Have you ever walked into a room, and filled it with sunshine? Do you have the power to elicit the most beautiful smiles merely by saying hello? Do others rush to greet you and embrace you as though you were the most important person in the world?
I have regularly experienced all of the above, not by being rich or famous, but simply by being daughter — to my elderly parents during their last years on earth.
Until they passed away, within 13 days of each other in 2008, I didn’t fully appreciate how much it meant to be so loved and cherished simply for being me. I now know that I will never again be loved on earth with that uniquely unselfish, unabashedly proud, and unconditional love of a parent for their child.
Mom died first, on the day they would have celebrated their 71st wedding anniversary. How could she be gone? She had always been there for me. Even in those last few years when dementia had set in, she always recognized my voice and broke into a radiant smile which lit up her gray-green eyes, blinded by macular degeneration. “Patty,” she would call. “Come give me a hug.”
Dad had dementia too, but he covered it well most of the time. Being alert and observant, his would roll his wheelchair into the kitchen as soon as he saw me pulling into the driveway. “Oh, you made my day! Honey, Patty’s here!” He would call out to my mom as she sat swathed in fleece blankets in her bright pink recliner.
My parents had always taken care of me. I remember mom holding cold compresses on my head and supporting me throughout agonizing waves of nausea during migraine attacks when I was a teenager. And, I can still see the trays of tea and broth and crackers she brought when the worst of it was over.
They were there when cancer surgery put an end to my dreams of having babies. They were devastated, but mom kept vigil with me, and dad cooked up all my favorite dishes.
We shared many happy times too — like the summer after my first year of college, when my best friend and I went to Europe with a study group.

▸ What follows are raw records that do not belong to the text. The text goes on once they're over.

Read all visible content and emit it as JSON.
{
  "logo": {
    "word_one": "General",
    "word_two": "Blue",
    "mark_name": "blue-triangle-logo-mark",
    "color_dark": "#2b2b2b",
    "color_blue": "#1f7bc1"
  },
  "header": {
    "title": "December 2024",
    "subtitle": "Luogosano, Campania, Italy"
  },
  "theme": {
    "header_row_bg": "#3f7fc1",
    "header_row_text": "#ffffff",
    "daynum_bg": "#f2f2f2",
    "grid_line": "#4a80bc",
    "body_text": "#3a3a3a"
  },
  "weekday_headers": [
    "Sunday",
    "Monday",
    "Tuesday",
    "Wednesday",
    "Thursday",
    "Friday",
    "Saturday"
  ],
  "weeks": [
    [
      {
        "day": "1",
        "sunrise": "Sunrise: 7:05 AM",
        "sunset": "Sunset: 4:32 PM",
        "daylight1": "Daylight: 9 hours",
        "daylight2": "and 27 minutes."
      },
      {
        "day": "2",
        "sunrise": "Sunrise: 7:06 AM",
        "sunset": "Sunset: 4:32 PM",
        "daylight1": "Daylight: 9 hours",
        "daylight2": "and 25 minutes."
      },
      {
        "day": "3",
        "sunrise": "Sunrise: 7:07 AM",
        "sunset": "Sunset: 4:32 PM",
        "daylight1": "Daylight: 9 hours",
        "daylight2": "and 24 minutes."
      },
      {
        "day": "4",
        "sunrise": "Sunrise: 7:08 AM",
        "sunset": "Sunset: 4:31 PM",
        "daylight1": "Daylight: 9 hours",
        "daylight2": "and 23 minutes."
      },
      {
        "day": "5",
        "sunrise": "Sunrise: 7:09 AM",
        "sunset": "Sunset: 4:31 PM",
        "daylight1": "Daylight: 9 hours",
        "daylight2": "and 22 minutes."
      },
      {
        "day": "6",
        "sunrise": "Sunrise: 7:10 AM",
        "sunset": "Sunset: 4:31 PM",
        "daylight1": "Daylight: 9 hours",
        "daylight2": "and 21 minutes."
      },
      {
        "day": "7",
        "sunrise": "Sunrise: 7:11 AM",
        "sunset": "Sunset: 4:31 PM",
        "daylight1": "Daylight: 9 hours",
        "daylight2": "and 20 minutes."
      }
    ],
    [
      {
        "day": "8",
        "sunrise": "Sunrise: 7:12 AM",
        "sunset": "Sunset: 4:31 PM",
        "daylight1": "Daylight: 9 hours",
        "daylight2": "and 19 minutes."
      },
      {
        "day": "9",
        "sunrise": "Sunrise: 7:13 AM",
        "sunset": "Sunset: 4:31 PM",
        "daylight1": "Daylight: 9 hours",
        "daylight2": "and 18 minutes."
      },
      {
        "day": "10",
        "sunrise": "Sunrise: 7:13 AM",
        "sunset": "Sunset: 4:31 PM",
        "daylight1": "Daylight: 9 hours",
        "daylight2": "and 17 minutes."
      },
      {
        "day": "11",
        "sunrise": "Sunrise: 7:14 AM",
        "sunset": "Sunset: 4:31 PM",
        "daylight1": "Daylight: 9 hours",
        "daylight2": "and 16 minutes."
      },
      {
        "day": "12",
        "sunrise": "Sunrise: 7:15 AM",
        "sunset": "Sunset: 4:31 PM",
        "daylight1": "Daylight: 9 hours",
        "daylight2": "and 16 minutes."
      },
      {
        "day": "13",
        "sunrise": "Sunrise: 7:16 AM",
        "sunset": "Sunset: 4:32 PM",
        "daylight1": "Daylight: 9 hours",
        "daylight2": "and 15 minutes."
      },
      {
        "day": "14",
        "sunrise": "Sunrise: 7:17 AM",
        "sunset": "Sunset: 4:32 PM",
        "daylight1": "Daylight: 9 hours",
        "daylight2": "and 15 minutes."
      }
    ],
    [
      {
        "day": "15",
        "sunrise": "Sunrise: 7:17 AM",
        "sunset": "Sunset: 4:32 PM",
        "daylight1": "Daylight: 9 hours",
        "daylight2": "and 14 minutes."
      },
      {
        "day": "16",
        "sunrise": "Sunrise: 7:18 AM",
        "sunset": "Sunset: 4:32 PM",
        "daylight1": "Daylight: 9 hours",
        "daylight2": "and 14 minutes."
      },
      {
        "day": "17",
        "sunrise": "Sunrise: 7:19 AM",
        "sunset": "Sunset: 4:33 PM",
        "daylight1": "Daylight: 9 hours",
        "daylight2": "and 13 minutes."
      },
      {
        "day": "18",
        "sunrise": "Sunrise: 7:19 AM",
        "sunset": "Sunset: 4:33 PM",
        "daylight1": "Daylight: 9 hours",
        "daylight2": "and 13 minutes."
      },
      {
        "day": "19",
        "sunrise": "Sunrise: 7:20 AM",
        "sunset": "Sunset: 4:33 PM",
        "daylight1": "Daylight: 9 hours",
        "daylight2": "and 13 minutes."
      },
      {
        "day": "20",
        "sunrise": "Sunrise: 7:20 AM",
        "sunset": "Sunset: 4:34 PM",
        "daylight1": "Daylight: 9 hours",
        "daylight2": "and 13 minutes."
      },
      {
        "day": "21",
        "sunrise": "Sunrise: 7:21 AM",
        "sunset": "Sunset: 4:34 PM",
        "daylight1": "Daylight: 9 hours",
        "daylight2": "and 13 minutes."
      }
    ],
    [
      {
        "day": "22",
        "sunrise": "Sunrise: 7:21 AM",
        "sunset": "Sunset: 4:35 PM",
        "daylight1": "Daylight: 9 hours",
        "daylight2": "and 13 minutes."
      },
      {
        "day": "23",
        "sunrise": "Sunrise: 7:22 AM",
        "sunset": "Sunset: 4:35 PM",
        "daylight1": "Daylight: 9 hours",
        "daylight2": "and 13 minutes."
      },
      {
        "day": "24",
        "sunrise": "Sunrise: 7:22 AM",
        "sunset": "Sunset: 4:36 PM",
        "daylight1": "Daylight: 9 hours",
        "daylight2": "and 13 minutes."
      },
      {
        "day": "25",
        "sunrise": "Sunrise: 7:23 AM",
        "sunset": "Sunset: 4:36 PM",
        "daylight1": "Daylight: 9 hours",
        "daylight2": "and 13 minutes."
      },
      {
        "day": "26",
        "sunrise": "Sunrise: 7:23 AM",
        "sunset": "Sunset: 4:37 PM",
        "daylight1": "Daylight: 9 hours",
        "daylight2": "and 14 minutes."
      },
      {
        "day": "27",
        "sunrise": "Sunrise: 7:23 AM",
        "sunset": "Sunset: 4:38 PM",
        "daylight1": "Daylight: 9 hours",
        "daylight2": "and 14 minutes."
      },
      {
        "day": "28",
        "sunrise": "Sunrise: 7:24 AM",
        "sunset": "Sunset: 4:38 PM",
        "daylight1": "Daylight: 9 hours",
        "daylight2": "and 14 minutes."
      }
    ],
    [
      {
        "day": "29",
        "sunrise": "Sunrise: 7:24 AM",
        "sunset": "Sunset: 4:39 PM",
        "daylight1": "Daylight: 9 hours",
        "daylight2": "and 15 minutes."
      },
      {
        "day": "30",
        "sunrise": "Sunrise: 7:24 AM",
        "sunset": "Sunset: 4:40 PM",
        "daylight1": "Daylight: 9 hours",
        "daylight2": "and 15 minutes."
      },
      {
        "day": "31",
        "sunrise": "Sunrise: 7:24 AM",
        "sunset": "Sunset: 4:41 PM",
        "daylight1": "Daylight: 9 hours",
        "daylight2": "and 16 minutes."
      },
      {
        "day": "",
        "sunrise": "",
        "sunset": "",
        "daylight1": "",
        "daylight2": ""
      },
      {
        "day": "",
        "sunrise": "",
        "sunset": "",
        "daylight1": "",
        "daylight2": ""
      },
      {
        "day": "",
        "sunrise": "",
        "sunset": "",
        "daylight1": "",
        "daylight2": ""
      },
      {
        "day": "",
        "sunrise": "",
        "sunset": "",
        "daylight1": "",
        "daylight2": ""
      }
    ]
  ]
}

We had taken off a semester to “type our way to England.”. My parents gave me a small going away party with close family and friends.
But what I remember most about that party, and what I treasured more than any of the other gifts I received, was a glass coffee jar into which mom and dad had both collected all of their spare change over the preceding months. They surprised me with this extra bit of spending money.
I don’t remember how much was in that jar — perhaps around $50.00 or so. But it might as well have been a million dollars to me. I was so touched by the joy on their faces when they handed me this little sacrificial gift.
Mom worked in retail, and she bought up the cutest clothes as soon as they went to markdown, so that my sisters and I could have a nice wardrobe during our teen years. We had many good laughs over all the compliments we received on outfits that had cost less than ten dollars.
Dad borrowed on his life insurance to give me a beautiful wedding — because he wanted to.
Even as a child, I was humbled watching my parents deny themselves nice things in order to give my sisters and me piano lessons and pay tuition to Catholic schools.
But it was during those last five years of their lives, that they taught me more than I had learned in all those years growing up in the two-story, two bedroom brick home which they loved so much.
I experienced the great dignity which accompanies advanced age. There was something almost sacred about my parents in their helplessness and frailty. The trust in their eyes, the personal modesty they tried to maintain while being bathed and dressed by live-in caregivers was hauntingly beautiful.
My dad had been an artist, and even when Alzheimer’s had taken its toll, he still commented on the clothes my sisters and I wore — especially a pretty handbag or cool looking shoes. He also liked to study the art hanging on the walls of the many doctors’ offices we visited.
During their last years, I lost count of the answers to prayer, some miraculous, which were associated with my parents’ needs and care. Truly God has great tenderness for those who are old and infirm.
I am so grateful that I was able to be there for my parents during those last five years. It is my greatest comfort now in missing them….and it is one of God’s greatest gifts to me.
Both of their deaths were unexpected. Mom was only ill for two weeks before she left us, and dad died only five weeks after he was diagnosed with cancer the doctors had somehow overlooked for months. But all was as it was meant to be.
Our Blessed Lord took mom first, and dad never knew she was gone. We just had time to bury her and then to see him through the last week of his life. He didn’t know he was dying. God was so merciful. Dad slipped in and out of a coma, watching his beloved football games from his favorite chair on a Saturday afternoon, and drifted away to God (and mom) the next morning.
Losing them both at the same time was so hard, but was exactly what they would have wanted.
Of all that I miss about them, it is not what they gave when I was young or what they did when I needed them.
What I miss most of all is lighting up their lives and their faces simply by walking in the door. I miss being their child. No supermodel, no rock star ever received such an enthusiastic welcome. I felt like the most important person in the world.
But as much as my parents made me feel loved, what will God’s Love be? Like the Father of the prodigal son, will He not, with unrestrained Divine Love, rush down the path to meet us when we take our first steps into eternity?
Mom, Dad, I love you!